And that’s only where the possible problems start.

If we further assume (overlaying my own calculations on top of JP Morgan’s estimates) that the US economy would have grown at its current lackluster rate of around 2%, that would put baseline GDP at around $20.4 trillion in Q4 2022 – three full years from Q4 2019.

In order for the economy to catch back up to that relatively low bar, this would require about 4% growth in each of those seven additional quarters beyond JPM’s rough estimates. Yes, more growth than we’ve seen in years and for it to be sustained at or near that pace level for almost two years straight.

That’s just to get us back even.

It gives a very rough sense of the scale to what we are facing, not just in our immediate future but more so that crucial next step after these hurricane-force headwinds finally do blow over.

The worst quarter during the Great “Recession” was -8.75% in Q4 2008. Q1 2009 is estimated to have shrunk at a -4.5% rate. What really mattered, though, was the “new normal” which showed up in 2010 even after such a massive decline; GDP averaged just +3.13% up to QE2 in Q3 2010.

And then it only got worse from there.

These were the drag effects of a decayed monetary and financial system, unresponsive to any “stimulus” efforts the recovery wasn’t really a recovery at all. The damage had been done and it was permanent.

I can already hear FRBNY President John Williams lowering his 2020 R* calculation.

Maybe Q1 and Q2 don’t end up being nearly as bad; minus 14, after all, is pretty extreme. Perhaps Q3 is much better, pent up demand from Americans stuck in their homes for weeks maybe months. Let loose again, maybe they really let loose spending and get GDP into the double digits on the plus side, closing the gap more and faster.

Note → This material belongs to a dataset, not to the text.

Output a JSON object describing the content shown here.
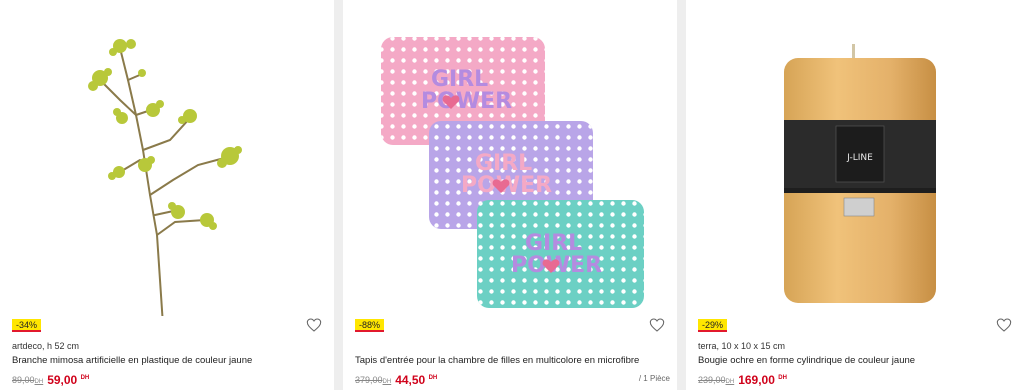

Then again, unemployment and business cutbacks are coming. First the supply shock of the pandemic-based shutdown, and then the aftermath of GFC2 and the potential for, in economic terms, an even bleaker recovery. Like GFC1, even more long run monetary and financial damage for these central banks not being up to their jobs.

That’s ultimately the point. We’re not going for accuracy here, just trying to gauge how reasonable it might be that the US and global economy falls even farther behind than it already was a decade out from GFC1. These kinds of numbers suggest it’s not unreasonable to start game planning that way.

I have to think that’s why the bond market and especially longer run indications (like inflation expectations) within it are being traded the way they are, Japanification-style. Those are not about the coronavirus nor the contraction due to the pandemic, rather they are about the recovery, or lack thereof, from it as well as possible even likely lingering harm caused by GFC2.

There’s a long road ahead and everything would have to go perfectly – just to get us back to the lackluster state we just left. Stagnation never looked so good.